The federal gift and estate tax exemption is $11.58 million for 2020 and the maximum estate tax rate is set at 40 percent. Gifts to a donee are exempt from the gift tax for amounts up to $15,000 a year per donee in 2020 and remain the same for 2021. Husband-wife joint gift maximum is $30,000 ($15,000 each).
The Kiddie Tax rule is unearned income exceeding $2,200 is taxed at the rates paid by trusts and estates instead of the parent’s tax rate. For ordinary income (amounts over $12,950), the maximum rate is 37 percent. For long-term capital gains and qualified dividends, the maximum rate is 20 percent. Exception - if the child is under age 19 or under age 24 and a full-time student and both the parent and child meet certain qualifications, then the parent can include the child’s income on the parent’s tax return.
Converting to a Roth IRA from a traditional IRA in 2020 would make sense if you’ve experienced a loss of income (lowering your tax bracket) or your retirement accounts have decreased in value.
If you own an incorporated or unincorporated business, consider setting up a retirement plan if you have not already. It doesn’t need to be funded until April 15, 2021 but contributions will still be deductible on your 2020 return.
If you are an employee and your employer has a 401(k), contribute the maximum amount ($19,500 for 2020), plus an additional catch-up contribution of $6,500 if age 50 or over, assuming the plan allows this, and income restrictions don’t apply.
If you are employed or self-employed with no retirement plan, you can make a deductible contribution of up to $6,000 a year to a traditional IRA (deduction is sometimes allowed even if you have a plan). Further, there is also an additional catch-up contribution of $1,000 if age 50 or over.

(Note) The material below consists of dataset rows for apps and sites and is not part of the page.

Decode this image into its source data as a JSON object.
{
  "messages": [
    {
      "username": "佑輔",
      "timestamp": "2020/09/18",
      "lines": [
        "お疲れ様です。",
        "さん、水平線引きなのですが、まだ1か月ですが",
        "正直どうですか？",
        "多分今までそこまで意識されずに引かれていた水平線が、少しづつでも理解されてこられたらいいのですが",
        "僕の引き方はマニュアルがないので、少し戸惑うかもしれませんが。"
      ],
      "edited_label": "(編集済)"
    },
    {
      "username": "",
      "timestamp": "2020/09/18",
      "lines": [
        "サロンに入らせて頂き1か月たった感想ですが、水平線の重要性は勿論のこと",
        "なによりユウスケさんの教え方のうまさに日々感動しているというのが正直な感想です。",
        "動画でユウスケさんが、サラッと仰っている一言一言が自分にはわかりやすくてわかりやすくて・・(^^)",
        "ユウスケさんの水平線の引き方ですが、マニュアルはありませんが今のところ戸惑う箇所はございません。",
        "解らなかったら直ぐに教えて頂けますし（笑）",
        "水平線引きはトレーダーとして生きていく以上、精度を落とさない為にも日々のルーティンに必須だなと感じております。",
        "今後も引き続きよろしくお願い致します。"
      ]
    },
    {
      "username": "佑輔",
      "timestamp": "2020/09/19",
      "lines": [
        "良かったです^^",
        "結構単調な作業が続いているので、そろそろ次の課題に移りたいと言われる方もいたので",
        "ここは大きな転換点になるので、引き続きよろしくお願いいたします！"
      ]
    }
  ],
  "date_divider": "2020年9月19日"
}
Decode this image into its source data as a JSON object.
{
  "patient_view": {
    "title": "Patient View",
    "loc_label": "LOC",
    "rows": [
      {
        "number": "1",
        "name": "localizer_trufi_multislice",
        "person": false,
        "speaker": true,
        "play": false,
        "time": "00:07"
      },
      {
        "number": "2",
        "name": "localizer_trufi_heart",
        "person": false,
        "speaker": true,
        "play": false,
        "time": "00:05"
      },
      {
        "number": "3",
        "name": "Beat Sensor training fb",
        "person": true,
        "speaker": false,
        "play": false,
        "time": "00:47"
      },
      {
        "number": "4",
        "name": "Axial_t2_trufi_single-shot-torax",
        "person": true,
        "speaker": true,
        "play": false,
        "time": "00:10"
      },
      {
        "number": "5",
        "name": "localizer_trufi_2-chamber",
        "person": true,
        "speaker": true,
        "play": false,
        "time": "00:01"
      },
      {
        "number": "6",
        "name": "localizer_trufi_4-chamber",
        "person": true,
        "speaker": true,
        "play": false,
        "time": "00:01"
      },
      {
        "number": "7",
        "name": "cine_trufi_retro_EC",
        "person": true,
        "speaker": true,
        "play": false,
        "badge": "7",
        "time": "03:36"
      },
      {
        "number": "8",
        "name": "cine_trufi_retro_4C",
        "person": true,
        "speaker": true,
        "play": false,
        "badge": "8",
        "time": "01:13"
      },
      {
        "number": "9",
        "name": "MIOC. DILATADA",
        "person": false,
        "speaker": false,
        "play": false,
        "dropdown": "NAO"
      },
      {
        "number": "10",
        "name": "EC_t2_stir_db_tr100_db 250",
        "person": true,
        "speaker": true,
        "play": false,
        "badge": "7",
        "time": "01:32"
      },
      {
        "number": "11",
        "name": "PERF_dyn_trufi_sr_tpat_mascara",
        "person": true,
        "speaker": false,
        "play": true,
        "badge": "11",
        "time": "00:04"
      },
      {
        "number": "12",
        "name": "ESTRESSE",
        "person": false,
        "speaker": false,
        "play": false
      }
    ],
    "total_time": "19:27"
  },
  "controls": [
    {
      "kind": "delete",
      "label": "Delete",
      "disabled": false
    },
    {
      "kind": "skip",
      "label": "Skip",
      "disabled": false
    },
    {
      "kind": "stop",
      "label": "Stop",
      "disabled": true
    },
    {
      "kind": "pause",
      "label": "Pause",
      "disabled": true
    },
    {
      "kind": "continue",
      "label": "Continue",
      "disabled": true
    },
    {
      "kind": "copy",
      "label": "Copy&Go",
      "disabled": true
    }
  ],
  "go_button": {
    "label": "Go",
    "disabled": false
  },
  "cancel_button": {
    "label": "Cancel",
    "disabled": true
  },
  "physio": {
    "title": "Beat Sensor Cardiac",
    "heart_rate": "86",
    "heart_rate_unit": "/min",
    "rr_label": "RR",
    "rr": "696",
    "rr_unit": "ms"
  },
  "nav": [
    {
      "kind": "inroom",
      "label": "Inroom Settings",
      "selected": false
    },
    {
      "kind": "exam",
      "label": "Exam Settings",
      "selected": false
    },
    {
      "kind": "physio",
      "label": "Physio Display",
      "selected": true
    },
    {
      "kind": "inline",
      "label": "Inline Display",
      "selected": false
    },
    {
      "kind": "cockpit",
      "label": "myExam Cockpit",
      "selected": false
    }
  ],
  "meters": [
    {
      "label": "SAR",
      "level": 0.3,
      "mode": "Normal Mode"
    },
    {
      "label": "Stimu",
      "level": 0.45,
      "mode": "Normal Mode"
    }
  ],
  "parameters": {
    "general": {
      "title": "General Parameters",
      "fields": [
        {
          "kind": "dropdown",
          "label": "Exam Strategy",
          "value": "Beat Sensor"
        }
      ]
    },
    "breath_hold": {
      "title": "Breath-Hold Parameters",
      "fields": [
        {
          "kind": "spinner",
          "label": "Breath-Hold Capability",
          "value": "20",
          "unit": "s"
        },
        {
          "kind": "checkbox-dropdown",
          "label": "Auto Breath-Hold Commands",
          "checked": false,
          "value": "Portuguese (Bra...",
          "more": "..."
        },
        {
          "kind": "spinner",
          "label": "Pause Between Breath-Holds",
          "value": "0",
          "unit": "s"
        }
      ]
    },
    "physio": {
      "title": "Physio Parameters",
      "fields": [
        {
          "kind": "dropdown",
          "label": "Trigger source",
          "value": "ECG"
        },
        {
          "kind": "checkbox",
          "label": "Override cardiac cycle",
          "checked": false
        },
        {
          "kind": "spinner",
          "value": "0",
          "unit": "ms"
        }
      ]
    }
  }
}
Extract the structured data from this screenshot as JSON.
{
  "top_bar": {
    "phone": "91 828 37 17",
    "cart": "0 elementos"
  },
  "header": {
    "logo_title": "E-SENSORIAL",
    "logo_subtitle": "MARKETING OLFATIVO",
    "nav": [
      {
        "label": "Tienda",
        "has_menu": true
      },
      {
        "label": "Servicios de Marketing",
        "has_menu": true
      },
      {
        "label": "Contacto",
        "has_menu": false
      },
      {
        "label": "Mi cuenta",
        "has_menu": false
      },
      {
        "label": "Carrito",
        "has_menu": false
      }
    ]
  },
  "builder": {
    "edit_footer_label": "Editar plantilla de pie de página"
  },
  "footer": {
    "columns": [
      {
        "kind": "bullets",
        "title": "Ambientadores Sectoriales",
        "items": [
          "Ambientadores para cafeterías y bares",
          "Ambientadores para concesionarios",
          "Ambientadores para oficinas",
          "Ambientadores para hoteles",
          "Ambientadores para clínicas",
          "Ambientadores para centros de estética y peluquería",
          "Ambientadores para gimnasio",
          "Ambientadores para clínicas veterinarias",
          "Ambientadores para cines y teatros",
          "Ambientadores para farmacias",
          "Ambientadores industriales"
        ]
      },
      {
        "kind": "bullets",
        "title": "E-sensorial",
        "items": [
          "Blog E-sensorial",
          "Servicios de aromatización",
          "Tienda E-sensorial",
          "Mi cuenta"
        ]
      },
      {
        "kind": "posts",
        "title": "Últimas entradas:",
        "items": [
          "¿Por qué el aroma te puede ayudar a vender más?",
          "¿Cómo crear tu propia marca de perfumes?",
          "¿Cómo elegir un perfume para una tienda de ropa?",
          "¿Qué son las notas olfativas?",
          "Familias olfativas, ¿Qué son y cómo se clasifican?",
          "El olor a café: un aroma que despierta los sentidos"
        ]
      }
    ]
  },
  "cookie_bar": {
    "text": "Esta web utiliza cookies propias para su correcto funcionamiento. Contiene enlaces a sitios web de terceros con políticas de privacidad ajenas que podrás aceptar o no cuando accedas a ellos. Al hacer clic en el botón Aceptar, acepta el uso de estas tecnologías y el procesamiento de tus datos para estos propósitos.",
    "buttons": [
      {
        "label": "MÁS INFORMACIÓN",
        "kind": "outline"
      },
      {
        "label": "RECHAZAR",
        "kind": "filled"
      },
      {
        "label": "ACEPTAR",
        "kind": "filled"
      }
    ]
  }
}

Consider setting up a health savings account (HSA). You can deduct contributions to the account, investment earnings are tax-deferred until withdrawn, and any amounts you withdraw are tax-free when used to pay medical bills. To be eligible, you must have a high-deductible health plan (HDHP), and you must not be enrolled in Medicare. For 2020, to qualify for the HSA, your minimum deductible in your HDHP must be at least $1,400 for self-only coverage or $2,800 for family coverage.